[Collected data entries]
▶
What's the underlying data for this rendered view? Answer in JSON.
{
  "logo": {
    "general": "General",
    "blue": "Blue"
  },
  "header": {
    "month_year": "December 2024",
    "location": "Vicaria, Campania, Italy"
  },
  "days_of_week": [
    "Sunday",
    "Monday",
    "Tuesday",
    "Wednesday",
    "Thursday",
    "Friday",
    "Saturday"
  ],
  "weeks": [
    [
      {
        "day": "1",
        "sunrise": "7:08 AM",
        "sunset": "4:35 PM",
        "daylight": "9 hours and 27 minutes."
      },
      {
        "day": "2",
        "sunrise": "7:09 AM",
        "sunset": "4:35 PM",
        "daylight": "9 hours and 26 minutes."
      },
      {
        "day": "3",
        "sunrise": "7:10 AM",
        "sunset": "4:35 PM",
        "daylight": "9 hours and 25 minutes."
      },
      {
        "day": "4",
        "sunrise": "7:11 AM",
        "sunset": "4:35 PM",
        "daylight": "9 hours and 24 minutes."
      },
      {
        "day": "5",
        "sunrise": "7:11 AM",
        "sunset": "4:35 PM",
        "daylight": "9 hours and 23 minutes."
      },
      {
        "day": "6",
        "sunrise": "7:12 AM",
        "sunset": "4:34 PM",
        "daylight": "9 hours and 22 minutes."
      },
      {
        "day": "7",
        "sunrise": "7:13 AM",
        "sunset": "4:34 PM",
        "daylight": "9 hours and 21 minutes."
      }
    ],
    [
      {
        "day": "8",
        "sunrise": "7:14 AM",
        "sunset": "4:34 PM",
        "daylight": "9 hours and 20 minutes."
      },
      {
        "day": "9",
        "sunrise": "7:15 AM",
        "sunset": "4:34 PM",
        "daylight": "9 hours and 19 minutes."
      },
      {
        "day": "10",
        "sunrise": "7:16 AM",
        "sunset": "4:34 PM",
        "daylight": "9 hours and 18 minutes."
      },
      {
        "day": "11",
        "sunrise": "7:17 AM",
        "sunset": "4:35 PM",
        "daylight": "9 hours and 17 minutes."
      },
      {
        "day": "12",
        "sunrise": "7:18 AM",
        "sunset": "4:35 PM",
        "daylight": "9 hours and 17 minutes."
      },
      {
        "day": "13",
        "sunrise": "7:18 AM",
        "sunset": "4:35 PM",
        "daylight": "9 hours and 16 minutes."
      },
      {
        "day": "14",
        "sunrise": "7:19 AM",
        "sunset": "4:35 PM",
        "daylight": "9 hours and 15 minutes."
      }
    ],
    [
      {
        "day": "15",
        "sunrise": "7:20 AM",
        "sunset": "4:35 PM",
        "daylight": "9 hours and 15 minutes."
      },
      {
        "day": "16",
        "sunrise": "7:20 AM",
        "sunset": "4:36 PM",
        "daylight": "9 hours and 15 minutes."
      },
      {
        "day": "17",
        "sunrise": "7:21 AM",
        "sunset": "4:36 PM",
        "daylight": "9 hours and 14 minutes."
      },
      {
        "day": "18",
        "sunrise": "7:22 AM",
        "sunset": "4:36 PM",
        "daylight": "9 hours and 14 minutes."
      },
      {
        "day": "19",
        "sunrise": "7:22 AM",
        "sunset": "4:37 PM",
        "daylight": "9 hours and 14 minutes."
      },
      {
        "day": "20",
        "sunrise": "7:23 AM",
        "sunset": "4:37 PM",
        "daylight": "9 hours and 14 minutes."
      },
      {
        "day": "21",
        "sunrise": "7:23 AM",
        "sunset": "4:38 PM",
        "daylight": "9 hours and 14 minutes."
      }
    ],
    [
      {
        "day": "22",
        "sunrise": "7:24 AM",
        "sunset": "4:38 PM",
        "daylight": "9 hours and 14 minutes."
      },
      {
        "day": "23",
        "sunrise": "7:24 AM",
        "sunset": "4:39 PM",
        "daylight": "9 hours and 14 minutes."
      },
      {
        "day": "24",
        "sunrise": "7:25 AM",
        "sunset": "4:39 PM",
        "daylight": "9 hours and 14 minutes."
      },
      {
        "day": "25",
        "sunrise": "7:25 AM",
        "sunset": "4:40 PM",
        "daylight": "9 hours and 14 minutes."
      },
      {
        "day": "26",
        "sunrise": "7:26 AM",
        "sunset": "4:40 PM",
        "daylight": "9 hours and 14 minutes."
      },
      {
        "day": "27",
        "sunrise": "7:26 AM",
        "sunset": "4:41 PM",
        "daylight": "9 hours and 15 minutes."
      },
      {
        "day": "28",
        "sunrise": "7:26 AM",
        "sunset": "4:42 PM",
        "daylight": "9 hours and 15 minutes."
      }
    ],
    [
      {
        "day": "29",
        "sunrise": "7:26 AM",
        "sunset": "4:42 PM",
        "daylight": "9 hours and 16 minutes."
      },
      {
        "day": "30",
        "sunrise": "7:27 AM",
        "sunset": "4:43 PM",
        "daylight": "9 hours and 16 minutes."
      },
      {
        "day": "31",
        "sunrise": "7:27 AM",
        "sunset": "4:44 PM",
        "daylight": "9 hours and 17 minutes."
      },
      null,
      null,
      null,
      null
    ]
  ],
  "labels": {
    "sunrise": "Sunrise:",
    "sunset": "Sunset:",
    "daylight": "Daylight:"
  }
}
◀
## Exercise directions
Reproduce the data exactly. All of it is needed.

## Task response
What's the underlying data for this rendered view? Answer in JSON.
{
  "logo": {
    "general": "General",
    "blue": "Blue"
  },
  "header": {
    "month_year": "December 2024",
    "location": "Vicaria, Campania, Italy"
  },
  "days_of_week": [
    "Sunday",
    "Monday",
    "Tuesday",
    "Wednesday",
    "Thursday",
    "Friday",
    "Saturday"
  ],
  "weeks": [
    [
      {
        "day": "1",
        "sunrise": "7:08 AM",
        "sunset": "4:35 PM",
        "daylight": "9 hours and 27 minutes."
      },
      {
        "day": "2",
        "sunrise": "7:09 AM",
        "sunset": "4:35 PM",
        "daylight": "9 hours and 26 minutes."
      },
      {
        "day": "3",
        "sunrise": "7:10 AM",
        "sunset": "4:35 PM",
        "daylight": "9 hours and 25 minutes."
      },
      {
        "day": "4",
        "sunrise": "7:11 AM",
        "sunset": "4:35 PM",
        "daylight": "9 hours and 24 minutes."
      },
      {
        "day": "5",
        "sunrise": "7:11 AM",
        "sunset": "4:35 PM",
        "daylight": "9 hours and 23 minutes."
      },
      {
        "day": "6",
        "sunrise": "7:12 AM",
        "sunset": "4:34 PM",
        "daylight": "9 hours and 22 minutes."
      },
      {
        "day": "7",
        "sunrise": "7:13 AM",
        "sunset": "4:34 PM",
        "daylight": "9 hours and 21 minutes."
      }
    ],
    [
      {
        "day": "8",
        "sunrise": "7:14 AM",
        "sunset": "4:34 PM",
        "daylight": "9 hours and 20 minutes."
      },
      {
        "day": "9",
        "sunrise": "7:15 AM",
        "sunset": "4:34 PM",
        "daylight": "9 hours and 19 minutes."
      },
      {
        "day": "10",
        "sunrise": "7:16 AM",
        "sunset": "4:34 PM",
        "daylight": "9 hours and 18 minutes."
      },
      {
        "day": "11",
        "sunrise": "7:17 AM",
        "sunset": "4:35 PM",
        "daylight": "9 hours and 17 minutes."
      },
      {
        "day": "12",
        "sunrise": "7:18 AM",
        "sunset": "4:35 PM",
        "daylight": "9 hours and 17 minutes."
      },
      {
        "day": "13",
        "sunrise": "7:18 AM",
        "sunset": "4:35 PM",
        "daylight": "9 hours and 16 minutes."
      },
      {
        "day": "14",
        "sunrise": "7:19 AM",
        "sunset": "4:35 PM",
        "daylight": "9 hours and 15 minutes."
      }
    ],
    [
      {
        "day": "15",
        "sunrise": "7:20 AM",
        "sunset": "4:35 PM",
        "daylight": "9 hours and 15 minutes."
      },
      {
        "day": "16",
        "sunrise": "7:20 AM",
        "sunset": "4:36 PM",
        "daylight": "9 hours and 15 minutes."
      },
      {
        "day": "17",
        "sunrise": "7:21 AM",
        "sunset": "4:36 PM",
        "daylight": "9 hours and 14 minutes."
      },
      {
        "day": "18",
        "sunrise": "7:22 AM",
        "sunset": "4:36 PM",
        "daylight": "9 hours and 14 minutes."
      },
      {
        "day": "19",
        "sunrise": "7:22 AM",
        "sunset": "4:37 PM",
        "daylight": "9 hours and 14 minutes."
      },
      {
        "day": "20",
        "sunrise": "7:23 AM",
        "sunset": "4:37 PM",
        "daylight": "9 hours and 14 minutes."
      },
      {
        "day": "21",
        "sunrise": "7:23 AM",
        "sunset": "4:38 PM",
        "daylight": "9 hours and 14 minutes."
      }
    ],
    [
      {
        "day": "22",
        "sunrise": "7:24 AM",
        "sunset": "4:38 PM",
        "daylight": "9 hours and 14 minutes."
      },
      {
        "day": "23",
        "sunrise": "7:24 AM",
        "sunset": "4:39 PM",
        "daylight": "9 hours and 14 minutes."
      },
      {
        "day": "24",
        "sunrise": "7:25 AM",
        "sunset": "4:39 PM",
        "daylight": "9 hours and 14 minutes."
      },
      {
        "day": "25",
        "sunrise": "7:25 AM",
        "sunset": "4:40 PM",
        "daylight": "9 hours and 14 minutes."
      },
      {
        "day": "26",
        "sunrise": "7:26 AM",
        "sunset": "4:40 PM",
        "daylight": "9 hours and 14 minutes."
      },
      {
        "day": "27",
        "sunrise": "7:26 AM",
        "sunset": "4:41 PM",
        "daylight": "9 hours and 15 minutes."
      },
      {
        "day": "28",
        "sunrise": "7:26 AM",
        "sunset": "4:42 PM",
        "daylight": "9 hours and 15 minutes."
      }
    ],
    [
      {
        "day": "29",
        "sunrise": "7:26 AM",
        "sunset": "4:42 PM",
        "daylight": "9 hours and 16 minutes."
      },
      {
        "day": "30",
        "sunrise": "7:27 AM",
        "sunset": "4:43 PM",
        "daylight": "9 hours and 16 minutes."
      },
      {
        "day": "31",
        "sunrise": "7:27 AM",
        "sunset": "4:44 PM",
        "daylight": "9 hours and 17 minutes."
      },
      null,
      null,
      null,
      null
    ]
  ],
  "labels": {
    "sunrise": "Sunrise:",
    "sunset": "Sunset:",
    "daylight": "Daylight:"
  }
}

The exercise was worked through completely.